─── Information given
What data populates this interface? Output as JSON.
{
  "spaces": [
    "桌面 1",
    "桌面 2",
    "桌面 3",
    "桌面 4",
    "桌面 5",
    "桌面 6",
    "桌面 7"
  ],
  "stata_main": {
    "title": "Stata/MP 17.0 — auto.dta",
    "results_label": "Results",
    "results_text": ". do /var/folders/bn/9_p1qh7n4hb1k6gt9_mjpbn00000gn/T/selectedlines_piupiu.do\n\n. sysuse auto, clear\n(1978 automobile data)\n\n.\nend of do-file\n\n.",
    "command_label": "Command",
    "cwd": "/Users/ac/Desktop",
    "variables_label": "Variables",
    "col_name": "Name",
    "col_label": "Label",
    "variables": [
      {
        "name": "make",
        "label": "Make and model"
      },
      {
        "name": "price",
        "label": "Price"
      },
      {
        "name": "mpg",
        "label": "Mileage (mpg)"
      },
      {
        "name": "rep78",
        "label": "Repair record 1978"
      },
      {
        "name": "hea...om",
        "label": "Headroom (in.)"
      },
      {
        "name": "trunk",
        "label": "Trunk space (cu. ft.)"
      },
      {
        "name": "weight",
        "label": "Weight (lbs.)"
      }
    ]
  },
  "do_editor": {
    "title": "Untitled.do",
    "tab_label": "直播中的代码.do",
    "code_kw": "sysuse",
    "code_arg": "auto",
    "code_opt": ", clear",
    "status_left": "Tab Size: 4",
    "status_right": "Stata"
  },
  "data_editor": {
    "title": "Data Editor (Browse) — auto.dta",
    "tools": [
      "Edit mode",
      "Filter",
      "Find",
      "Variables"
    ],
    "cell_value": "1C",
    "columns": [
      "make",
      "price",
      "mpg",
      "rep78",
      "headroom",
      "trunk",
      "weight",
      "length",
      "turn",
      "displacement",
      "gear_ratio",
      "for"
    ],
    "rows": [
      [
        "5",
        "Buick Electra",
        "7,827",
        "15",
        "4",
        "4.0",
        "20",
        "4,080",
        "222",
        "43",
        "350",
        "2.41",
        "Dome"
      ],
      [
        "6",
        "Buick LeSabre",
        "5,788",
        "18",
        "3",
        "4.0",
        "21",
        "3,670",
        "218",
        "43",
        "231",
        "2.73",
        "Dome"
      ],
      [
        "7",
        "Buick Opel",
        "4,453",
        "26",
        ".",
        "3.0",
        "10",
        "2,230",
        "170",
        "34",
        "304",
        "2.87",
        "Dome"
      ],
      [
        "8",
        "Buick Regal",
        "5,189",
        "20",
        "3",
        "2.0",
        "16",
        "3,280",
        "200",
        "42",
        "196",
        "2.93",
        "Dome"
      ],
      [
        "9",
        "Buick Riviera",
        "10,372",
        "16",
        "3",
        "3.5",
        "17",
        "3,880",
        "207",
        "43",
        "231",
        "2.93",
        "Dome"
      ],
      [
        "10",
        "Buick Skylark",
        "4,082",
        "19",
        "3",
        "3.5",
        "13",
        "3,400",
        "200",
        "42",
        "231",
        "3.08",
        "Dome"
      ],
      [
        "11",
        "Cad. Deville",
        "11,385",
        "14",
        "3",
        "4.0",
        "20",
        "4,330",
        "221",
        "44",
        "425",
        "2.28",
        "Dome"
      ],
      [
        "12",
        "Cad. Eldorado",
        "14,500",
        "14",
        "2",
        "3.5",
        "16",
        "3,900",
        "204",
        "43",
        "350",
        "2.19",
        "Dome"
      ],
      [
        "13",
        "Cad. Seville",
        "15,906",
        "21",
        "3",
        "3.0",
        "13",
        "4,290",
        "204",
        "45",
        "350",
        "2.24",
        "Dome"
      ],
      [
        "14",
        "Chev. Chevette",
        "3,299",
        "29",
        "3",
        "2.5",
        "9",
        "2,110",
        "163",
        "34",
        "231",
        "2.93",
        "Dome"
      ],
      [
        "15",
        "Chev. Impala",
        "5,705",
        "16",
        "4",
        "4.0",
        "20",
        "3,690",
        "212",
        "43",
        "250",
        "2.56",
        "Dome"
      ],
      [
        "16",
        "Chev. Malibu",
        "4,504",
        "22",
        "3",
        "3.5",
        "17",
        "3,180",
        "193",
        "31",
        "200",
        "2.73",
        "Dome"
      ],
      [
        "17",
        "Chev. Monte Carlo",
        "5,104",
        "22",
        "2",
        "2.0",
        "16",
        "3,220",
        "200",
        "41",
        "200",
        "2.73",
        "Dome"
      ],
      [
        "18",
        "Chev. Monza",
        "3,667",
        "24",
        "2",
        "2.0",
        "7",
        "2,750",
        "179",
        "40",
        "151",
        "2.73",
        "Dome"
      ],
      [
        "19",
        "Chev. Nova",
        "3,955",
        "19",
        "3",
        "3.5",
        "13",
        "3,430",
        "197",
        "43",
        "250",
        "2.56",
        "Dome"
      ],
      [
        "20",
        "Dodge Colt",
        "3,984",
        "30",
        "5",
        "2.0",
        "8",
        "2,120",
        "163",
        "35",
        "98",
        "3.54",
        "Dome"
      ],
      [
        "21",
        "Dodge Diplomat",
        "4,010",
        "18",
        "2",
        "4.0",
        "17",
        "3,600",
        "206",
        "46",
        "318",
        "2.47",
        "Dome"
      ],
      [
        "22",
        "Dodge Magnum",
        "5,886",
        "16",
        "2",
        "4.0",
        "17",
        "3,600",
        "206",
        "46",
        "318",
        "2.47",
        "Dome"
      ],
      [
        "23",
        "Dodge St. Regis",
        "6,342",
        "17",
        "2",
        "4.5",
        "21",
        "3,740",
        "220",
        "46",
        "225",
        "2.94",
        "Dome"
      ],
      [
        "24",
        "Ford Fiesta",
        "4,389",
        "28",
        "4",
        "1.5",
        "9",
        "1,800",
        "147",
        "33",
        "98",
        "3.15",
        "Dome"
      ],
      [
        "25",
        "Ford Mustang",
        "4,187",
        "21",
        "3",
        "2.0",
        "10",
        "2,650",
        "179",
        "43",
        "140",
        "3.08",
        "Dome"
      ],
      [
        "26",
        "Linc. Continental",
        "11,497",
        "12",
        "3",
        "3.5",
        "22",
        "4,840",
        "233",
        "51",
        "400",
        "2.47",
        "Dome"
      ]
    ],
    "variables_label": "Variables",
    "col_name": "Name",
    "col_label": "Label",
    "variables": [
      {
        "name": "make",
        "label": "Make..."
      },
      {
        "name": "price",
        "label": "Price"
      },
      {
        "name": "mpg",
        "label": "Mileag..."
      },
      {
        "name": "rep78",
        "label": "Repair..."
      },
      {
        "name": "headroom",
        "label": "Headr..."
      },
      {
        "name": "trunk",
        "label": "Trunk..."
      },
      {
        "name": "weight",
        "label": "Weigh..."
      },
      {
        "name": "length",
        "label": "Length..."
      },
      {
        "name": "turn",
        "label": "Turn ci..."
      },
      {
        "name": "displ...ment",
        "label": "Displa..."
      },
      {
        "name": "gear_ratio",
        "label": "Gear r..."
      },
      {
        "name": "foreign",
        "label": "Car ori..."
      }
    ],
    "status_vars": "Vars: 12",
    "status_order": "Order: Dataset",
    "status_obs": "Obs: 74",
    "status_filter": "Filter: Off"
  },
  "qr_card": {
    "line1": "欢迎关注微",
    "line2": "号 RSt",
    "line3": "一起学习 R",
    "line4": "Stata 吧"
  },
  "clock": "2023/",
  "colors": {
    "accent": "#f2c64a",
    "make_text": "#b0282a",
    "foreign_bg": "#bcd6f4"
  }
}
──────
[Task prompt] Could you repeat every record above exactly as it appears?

[Solution]
What data populates this interface? Output as JSON.
{
  "spaces": [
    "桌面 1",
    "桌面 2",
    "桌面 3",
    "桌面 4",
    "桌面 5",
    "桌面 6",
    "桌面 7"
  ],
  "stata_main": {
    "title": "Stata/MP 17.0 — auto.dta",
    "results_label": "Results",
    "results_text": ". do /var/folders/bn/9_p1qh7n4hb1k6gt9_mjpbn00000gn/T/selectedlines_piupiu.do\n\n. sysuse auto, clear\n(1978 automobile data)\n\n.\nend of do-file\n\n.",
    "command_label": "Command",
    "cwd": "/Users/ac/Desktop",
    "variables_label": "Variables",
    "col_name": "Name",
    "col_label": "Label",
    "variables": [
      {
        "name": "make",
        "label": "Make and model"
      },
      {
        "name": "price",
        "label": "Price"
      },
      {
        "name": "mpg",
        "label": "Mileage (mpg)"
      },
      {
        "name": "rep78",
        "label": "Repair record 1978"
      },
      {
        "name": "hea...om",
        "label": "Headroom (in.)"
      },
      {
        "name": "trunk",
        "label": "Trunk space (cu. ft.)"
      },
      {
        "name": "weight",
        "label": "Weight (lbs.)"
      }
    ]
  },
  "do_editor": {
    "title": "Untitled.do",
    "tab_label": "直播中的代码.do",
    "code_kw": "sysuse",
    "code_arg": "auto",
    "code_opt": ", clear",
    "status_left": "Tab Size: 4",
    "status_right": "Stata"
  },
  "data_editor": {
    "title": "Data Editor (Browse) — auto.dta",
    "tools": [
      "Edit mode",
      "Filter",
      "Find",
      "Variables"
    ],
    "cell_value": "1C",
    "columns": [
      "make",
      "price",
      "mpg",
      "rep78",
      "headroom",
      "trunk",
      "weight",
      "length",
      "turn",
      "displacement",
      "gear_ratio",
      "for"
    ],
    "rows": [
      [
        "5",
        "Buick Electra",
        "7,827",
        "15",
        "4",
        "4.0",
        "20",
        "4,080",
        "222",
        "43",
        "350",
        "2.41",
        "Dome"
      ],
      [
        "6",
        "Buick LeSabre",
        "5,788",
        "18",
        "3",
        "4.0",
        "21",
        "3,670",
        "218",
        "43",
        "231",
        "2.73",
        "Dome"
      ],
      [
        "7",
        "Buick Opel",
        "4,453",
        "26",
        ".",
        "3.0",
        "10",
        "2,230",
        "170",
        "34",
        "304",
        "2.87",
        "Dome"
      ],
      [
        "8",
        "Buick Regal",
        "5,189",
        "20",
        "3",
        "2.0",
        "16",
        "3,280",
        "200",
        "42",
        "196",
        "2.93",
        "Dome"
      ],
      [
        "9",
        "Buick Riviera",
        "10,372",
        "16",
        "3",
        "3.5",
        "17",
        "3,880",
        "207",
        "43",
        "231",
        "2.93",
        "Dome"
      ],
      [
        "10",
        "Buick Skylark",
        "4,082",
        "19",
        "3",
        "3.5",
        "13",
        "3,400",
        "200",
        "42",
        "231",
        "3.08",
        "Dome"
      ],
      [
        "11",
        "Cad. Deville",
        "11,385",
        "14",
        "3",
        "4.0",
        "20",
        "4,330",
        "221",
        "44",
        "425",
        "2.28",
        "Dome"
      ],
      [
        "12",
        "Cad. Eldorado",
        "14,500",
        "14",
        "2",
        "3.5",
        "16",
        "3,900",
        "204",
        "43",
        "350",
        "2.19",
        "Dome"
      ],
      [
        "13",
        "Cad. Seville",
        "15,906",
        "21",
        "3",
        "3.0",
        "13",
        "4,290",
        "204",
        "45",
        "350",
        "2.24",
        "Dome"
      ],
      [
        "14",
        "Chev. Chevette",
        "3,299",
        "29",
        "3",
        "2.5",
        "9",
        "2,110",
        "163",
        "34",
        "231",
        "2.93",
        "Dome"
      ],
      [
        "15",
        "Chev. Impala",
        "5,705",
        "16",
        "4",
        "4.0",
        "20",
        "3,690",
        "212",
        "43",
        "250",
        "2.56",
        "Dome"
      ],
      [
        "16",
        "Chev. Malibu",
        "4,504",
        "22",
        "3",
        "3.5",
        "17",
        "3,180",
        "193",
        "31",
        "200",
        "2.73",
        "Dome"
      ],
      [
        "17",
        "Chev. Monte Carlo",
        "5,104",
        "22",
        "2",
        "2.0",
        "16",
        "3,220",
        "200",
        "41",
        "200",
        "2.73",
        "Dome"
      ],
      [
        "18",
        "Chev. Monza",
        "3,667",
        "24",
        "2",
        "2.0",
        "7",
        "2,750",
        "179",
        "40",
        "151",
        "2.73",
        "Dome"
      ],
      [
        "19",
        "Chev. Nova",
        "3,955",
        "19",
        "3",
        "3.5",
        "13",
        "3,430",
        "197",
        "43",
        "250",
        "2.56",
        "Dome"
      ],
      [
        "20",
        "Dodge Colt",
        "3,984",
        "30",
        "5",
        "2.0",
        "8",
        "2,120",
        "163",
        "35",
        "98",
        "3.54",
        "Dome"
      ],
      [
        "21",
        "Dodge Diplomat",
        "4,010",
        "18",
        "2",
        "4.0",
        "17",
        "3,600",
        "206",
        "46",
        "318",
        "2.47",
        "Dome"
      ],
      [
        "22",
        "Dodge Magnum",
        "5,886",
        "16",
        "2",
        "4.0",
        "17",
        "3,600",
        "206",
        "46",
        "318",
        "2.47",
        "Dome"
      ],
      [
        "23",
        "Dodge St. Regis",
        "6,342",
        "17",
        "2",
        "4.5",
        "21",
        "3,740",
        "220",
        "46",
        "225",
        "2.94",
        "Dome"
      ],
      [
        "24",
        "Ford Fiesta",
        "4,389",
        "28",
        "4",
        "1.5",
        "9",
        "1,800",
        "147",
        "33",
        "98",
        "3.15",
        "Dome"
      ],
      [
        "25",
        "Ford Mustang",
        "4,187",
        "21",
        "3",
        "2.0",
        "10",
        "2,650",
        "179",
        "43",
        "140",
        "3.08",
        "Dome"
      ],
      [
        "26",
        "Linc. Continental",
        "11,497",
        "12",
        "3",
        "3.5",
        "22",
        "4,840",
        "233",
        "51",
        "400",
        "2.47",
        "Dome"
      ]
    ],
    "variables_label": "Variables",
    "col_name": "Name",
    "col_label": "Label",
    "variables": [
      {
        "name": "make",
        "label": "Make..."
      },
      {
        "name": "price",
        "label": "Price"
      },
      {
        "name": "mpg",
        "label": "Mileag..."
      },
      {
        "name": "rep78",
        "label": "Repair..."
      },
      {
        "name": "headroom",
        "label": "Headr..."
      },
      {
        "name": "trunk",
        "label": "Trunk..."
      },
      {
        "name": "weight",
        "label": "Weigh..."
      },
      {
        "name": "length",
        "label": "Length..."
      },
      {
        "name": "turn",
        "label": "Turn ci..."
      },
      {
        "name": "displ...ment",
        "label": "Displa..."
      },
      {
        "name": "gear_ratio",
        "label": "Gear r..."
      },
      {
        "name": "foreign",
        "label": "Car ori..."
      }
    ],
    "status_vars": "Vars: 12",
    "status_order": "Order: Dataset",
    "status_obs": "Obs: 74",
    "status_filter": "Filter: Off"
  },
  "qr_card": {
    "line1": "欢迎关注微",
    "line2": "号 RSt",
    "line3": "一起学习 R",
    "line4": "Stata 吧"
  },
  "clock": "2023/",
  "colors": {
    "accent": "#f2c64a",
    "make_text": "#b0282a",
    "foreign_bg": "#bcd6f4"
  }
}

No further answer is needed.